* Exercise details: Below are some entries; can you quote all of them exactly?

(Records from a data source)
★ ★ ★
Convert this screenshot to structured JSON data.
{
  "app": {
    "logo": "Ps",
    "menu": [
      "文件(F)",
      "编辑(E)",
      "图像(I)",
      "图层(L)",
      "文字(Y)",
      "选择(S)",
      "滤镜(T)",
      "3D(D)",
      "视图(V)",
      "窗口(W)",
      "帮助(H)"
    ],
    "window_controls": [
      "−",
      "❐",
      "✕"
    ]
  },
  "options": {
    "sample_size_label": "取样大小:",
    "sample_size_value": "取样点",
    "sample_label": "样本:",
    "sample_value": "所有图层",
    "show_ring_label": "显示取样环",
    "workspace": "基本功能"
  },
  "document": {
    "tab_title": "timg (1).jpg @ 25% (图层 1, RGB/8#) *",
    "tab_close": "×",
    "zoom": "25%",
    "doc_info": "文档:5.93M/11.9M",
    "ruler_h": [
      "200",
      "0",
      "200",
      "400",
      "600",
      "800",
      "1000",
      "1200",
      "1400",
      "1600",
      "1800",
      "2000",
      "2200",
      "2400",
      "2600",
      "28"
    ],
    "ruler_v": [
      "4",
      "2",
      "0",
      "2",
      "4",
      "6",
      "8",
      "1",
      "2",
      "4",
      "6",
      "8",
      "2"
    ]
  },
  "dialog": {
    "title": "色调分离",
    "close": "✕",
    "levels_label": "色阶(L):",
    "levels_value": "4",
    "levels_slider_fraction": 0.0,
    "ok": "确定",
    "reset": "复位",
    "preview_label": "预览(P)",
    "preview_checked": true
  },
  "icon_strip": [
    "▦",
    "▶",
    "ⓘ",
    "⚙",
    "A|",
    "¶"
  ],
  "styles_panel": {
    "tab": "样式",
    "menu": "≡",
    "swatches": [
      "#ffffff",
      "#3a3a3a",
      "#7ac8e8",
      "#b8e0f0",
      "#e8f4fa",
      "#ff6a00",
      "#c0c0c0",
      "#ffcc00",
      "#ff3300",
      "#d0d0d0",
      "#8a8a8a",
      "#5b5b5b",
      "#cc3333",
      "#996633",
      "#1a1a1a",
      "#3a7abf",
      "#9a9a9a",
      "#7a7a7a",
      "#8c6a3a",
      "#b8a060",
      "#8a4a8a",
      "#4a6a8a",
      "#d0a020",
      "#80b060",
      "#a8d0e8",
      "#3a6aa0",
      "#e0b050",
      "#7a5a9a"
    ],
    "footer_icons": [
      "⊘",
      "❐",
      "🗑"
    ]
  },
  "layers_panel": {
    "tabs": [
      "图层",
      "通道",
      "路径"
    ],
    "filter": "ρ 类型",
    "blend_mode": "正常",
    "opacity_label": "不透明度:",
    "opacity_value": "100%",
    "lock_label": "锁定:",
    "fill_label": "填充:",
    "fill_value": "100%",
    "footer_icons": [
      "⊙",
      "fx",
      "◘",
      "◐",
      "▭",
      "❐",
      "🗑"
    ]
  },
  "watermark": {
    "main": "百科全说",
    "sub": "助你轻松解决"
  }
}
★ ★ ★
* Your solution:
Convert this screenshot to structured JSON data.
{
  "app": {
    "logo": "Ps",
    "menu": [
      "文件(F)",
      "编辑(E)",
      "图像(I)",
      "图层(L)",
      "文字(Y)",
      "选择(S)",
      "滤镜(T)",
      "3D(D)",
      "视图(V)",
      "窗口(W)",
      "帮助(H)"
    ],
    "window_controls": [
      "−",
      "❐",
      "✕"
    ]
  },
  "options": {
    "sample_size_label": "取样大小:",
    "sample_size_value": "取样点",
    "sample_label": "样本:",
    "sample_value": "所有图层",
    "show_ring_label": "显示取样环",
    "workspace": "基本功能"
  },
  "document": {
    "tab_title": "timg (1).jpg @ 25% (图层 1, RGB/8#) *",
    "tab_close": "×",
    "zoom": "25%",
    "doc_info": "文档:5.93M/11.9M",
    "ruler_h": [
      "200",
      "0",
      "200",
      "400",
      "600",
      "800",
      "1000",
      "1200",
      "1400",
      "1600",
      "1800",
      "2000",
      "2200",
      "2400",
      "2600",
      "28"
    ],
    "ruler_v": [
      "4",
      "2",
      "0",
      "2",
      "4",
      "6",
      "8",
      "1",
      "2",
      "4",
      "6",
      "8",
      "2"
    ]
  },
  "dialog": {
    "title": "色调分离",
    "close": "✕",
    "levels_label": "色阶(L):",
    "levels_value": "4",
    "levels_slider_fraction": 0.0,
    "ok": "确定",
    "reset": "复位",
    "preview_label": "预览(P)",
    "preview_checked": true
  },
  "icon_strip": [
    "▦",
    "▶",
    "ⓘ",
    "⚙",
    "A|",
    "¶"
  ],
  "styles_panel": {
    "tab": "样式",
    "menu": "≡",
    "swatches": [
      "#ffffff",
      "#3a3a3a",
      "#7ac8e8",
      "#b8e0f0",
      "#e8f4fa",
      "#ff6a00",
      "#c0c0c0",
      "#ffcc00",
      "#ff3300",
      "#d0d0d0",
      "#8a8a8a",
      "#5b5b5b",
      "#cc3333",
      "#996633",
      "#1a1a1a",
      "#3a7abf",
      "#9a9a9a",
      "#7a7a7a",
      "#8c6a3a",
      "#b8a060",
      "#8a4a8a",
      "#4a6a8a",
      "#d0a020",
      "#80b060",
      "#a8d0e8",
      "#3a6aa0",
      "#e0b050",
      "#7a5a9a"
    ],
    "footer_icons": [
      "⊘",
      "❐",
      "🗑"
    ]
  },
  "layers_panel": {
    "tabs": [
      "图层",
      "通道",
      "路径"
    ],
    "filter": "ρ 类型",
    "blend_mode": "正常",
    "opacity_label": "不透明度:",
    "opacity_value": "100%",
    "lock_label": "锁定:",
    "fill_label": "填充:",
    "fill_value": "100%",
    "footer_icons": [
      "⊙",
      "fx",
      "◘",
      "◐",
      "▭",
      "❐",
      "🗑"
    ]
  },
  "watermark": {
    "main": "百科全说",
    "sub": "助你轻松解决"
  }
}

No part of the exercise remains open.